  • Not much to worry about with snails and slugs.
  • We have big issues with viral diseases on vegetables. Especially on tomatoes. See our vegetable pages for more information.  Keeping the garden free of weeds and using shade cloth are 2 techniques that help.
  • Grapes have problems with leafhoppers here. See this video for more details. 
  • Many of the tropical exotic pests in southern California haven't yet made it here. We don't know which ones will survive here, but let's not try to find out! Don't transport firewood from out of the area to here. 
  • Gardeners will either have: absolutely no squash bugs; or: a nearly endless supply of them. Once they find your garden, expect them forever. Here is some information. Many gardeners do a combination of removing eggs, trapping, and physically removing them from the plants. One solution is to not grow plants in the squash family.

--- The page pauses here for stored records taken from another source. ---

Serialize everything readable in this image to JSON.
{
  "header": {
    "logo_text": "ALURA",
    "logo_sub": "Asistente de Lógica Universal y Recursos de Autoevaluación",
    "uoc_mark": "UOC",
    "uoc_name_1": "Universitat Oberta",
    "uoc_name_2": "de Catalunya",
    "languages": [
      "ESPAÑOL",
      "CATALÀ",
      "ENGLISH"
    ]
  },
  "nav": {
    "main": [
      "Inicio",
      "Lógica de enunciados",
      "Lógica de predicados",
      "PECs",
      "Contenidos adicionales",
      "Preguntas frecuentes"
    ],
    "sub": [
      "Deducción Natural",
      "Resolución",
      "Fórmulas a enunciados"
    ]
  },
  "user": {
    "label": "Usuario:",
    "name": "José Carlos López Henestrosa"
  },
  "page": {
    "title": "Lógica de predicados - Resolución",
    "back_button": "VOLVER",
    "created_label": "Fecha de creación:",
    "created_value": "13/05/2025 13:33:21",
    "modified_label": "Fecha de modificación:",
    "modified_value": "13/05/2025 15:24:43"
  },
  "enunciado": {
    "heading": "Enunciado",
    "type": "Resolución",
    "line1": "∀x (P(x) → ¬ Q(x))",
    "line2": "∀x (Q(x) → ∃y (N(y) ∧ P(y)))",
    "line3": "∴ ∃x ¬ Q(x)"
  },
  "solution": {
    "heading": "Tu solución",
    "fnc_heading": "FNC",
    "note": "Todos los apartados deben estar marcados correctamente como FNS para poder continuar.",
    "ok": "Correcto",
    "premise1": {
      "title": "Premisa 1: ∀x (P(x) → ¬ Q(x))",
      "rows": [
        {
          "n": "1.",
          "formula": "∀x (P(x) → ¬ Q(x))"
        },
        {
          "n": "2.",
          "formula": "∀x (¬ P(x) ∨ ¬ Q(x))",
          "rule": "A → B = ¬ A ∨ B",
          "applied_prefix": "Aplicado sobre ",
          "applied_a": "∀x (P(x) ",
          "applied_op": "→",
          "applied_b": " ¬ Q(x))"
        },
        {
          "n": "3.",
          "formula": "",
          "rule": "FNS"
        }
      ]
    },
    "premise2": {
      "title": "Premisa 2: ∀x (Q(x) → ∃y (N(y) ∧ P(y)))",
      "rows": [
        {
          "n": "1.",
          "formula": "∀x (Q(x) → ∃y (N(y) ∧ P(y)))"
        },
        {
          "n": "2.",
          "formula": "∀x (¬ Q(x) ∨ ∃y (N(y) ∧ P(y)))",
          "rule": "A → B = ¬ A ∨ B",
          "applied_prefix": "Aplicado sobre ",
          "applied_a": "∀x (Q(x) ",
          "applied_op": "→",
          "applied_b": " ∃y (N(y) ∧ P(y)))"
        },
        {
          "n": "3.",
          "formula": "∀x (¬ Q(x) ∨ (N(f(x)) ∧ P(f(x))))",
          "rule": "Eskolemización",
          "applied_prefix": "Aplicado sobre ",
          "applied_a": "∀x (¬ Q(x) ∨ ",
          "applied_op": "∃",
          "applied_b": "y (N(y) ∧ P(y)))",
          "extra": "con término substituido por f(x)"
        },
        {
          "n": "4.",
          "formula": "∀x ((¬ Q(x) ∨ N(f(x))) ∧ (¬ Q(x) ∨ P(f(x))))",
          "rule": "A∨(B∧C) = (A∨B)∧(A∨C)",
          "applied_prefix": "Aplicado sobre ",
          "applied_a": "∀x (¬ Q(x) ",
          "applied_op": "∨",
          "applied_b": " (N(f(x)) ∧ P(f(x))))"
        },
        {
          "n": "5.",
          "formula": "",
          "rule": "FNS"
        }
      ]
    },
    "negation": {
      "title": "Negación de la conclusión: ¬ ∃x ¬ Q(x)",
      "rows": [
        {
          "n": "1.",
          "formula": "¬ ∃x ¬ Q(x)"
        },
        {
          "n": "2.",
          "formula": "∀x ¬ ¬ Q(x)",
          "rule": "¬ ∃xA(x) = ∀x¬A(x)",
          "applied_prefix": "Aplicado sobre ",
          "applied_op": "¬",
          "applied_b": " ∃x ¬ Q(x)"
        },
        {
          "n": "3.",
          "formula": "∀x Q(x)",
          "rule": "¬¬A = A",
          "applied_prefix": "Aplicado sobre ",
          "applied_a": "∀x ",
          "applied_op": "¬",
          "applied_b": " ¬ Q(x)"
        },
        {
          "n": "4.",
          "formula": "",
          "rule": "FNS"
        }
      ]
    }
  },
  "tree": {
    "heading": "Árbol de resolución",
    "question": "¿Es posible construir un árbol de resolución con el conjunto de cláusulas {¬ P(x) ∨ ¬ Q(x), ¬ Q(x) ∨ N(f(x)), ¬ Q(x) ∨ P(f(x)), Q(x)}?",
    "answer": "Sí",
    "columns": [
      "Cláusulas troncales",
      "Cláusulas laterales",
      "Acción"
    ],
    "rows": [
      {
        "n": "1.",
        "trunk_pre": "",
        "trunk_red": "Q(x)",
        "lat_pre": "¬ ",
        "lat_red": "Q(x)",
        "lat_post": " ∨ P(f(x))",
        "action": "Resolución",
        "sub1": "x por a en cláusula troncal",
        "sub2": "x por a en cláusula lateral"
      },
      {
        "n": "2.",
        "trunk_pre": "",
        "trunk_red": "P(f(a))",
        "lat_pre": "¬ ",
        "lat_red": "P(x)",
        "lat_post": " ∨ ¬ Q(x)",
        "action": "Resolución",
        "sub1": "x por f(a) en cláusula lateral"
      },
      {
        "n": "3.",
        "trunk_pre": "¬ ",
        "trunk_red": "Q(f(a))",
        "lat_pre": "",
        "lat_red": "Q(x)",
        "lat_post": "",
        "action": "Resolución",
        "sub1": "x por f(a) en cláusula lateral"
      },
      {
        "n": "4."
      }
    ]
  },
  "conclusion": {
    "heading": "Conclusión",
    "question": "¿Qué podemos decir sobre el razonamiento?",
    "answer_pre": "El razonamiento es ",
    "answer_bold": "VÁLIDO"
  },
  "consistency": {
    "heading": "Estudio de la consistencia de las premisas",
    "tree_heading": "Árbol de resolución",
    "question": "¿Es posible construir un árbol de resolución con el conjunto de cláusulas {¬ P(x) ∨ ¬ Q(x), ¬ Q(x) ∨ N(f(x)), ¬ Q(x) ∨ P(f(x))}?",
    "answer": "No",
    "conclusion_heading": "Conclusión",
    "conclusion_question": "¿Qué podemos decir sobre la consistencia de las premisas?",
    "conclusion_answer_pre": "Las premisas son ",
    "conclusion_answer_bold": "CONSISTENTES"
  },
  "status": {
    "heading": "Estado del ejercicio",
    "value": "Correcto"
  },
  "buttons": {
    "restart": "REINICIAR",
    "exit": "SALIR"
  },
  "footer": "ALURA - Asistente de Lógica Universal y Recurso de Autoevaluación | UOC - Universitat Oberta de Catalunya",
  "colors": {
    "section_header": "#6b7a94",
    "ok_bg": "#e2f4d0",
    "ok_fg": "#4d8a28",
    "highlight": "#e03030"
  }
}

  • Contrary to what some sources claim, we have major problems with ground squirrels in gardens, especially in Mono County. There is no easy solution, especially for gardeners who have to deal with antelope ground squirrels. Here is a page of information from UC. Contact us for more ideas. At least we don't have tree squirrels.
  • We have both moles and gophers. Gophers are a far worse problem. Moles tend to be a mild nuisance at worst.
  • At higher elevations voles are a problem. They are a minor issue in Owens Valley, at least compared to other wildlife.
  • Bridgeport, aside of having a frost risk all year, can be devastated by rabbit and vole feeding. They can fatally wound young trees.
  • Because we are adjacent to open rangeland there are many unusual insects, mostly beetles and bugs, that invade gardens. Expect some years to have large numbers of seed bugs of various types and stink bugs. Other parts of California have problems with related pests, but we have our own set of species. Control is the same, however.

If you don't see your problem listed above, that just means we're no different than the rest of the state. Consult the UC IPM page or contact our help line for advice.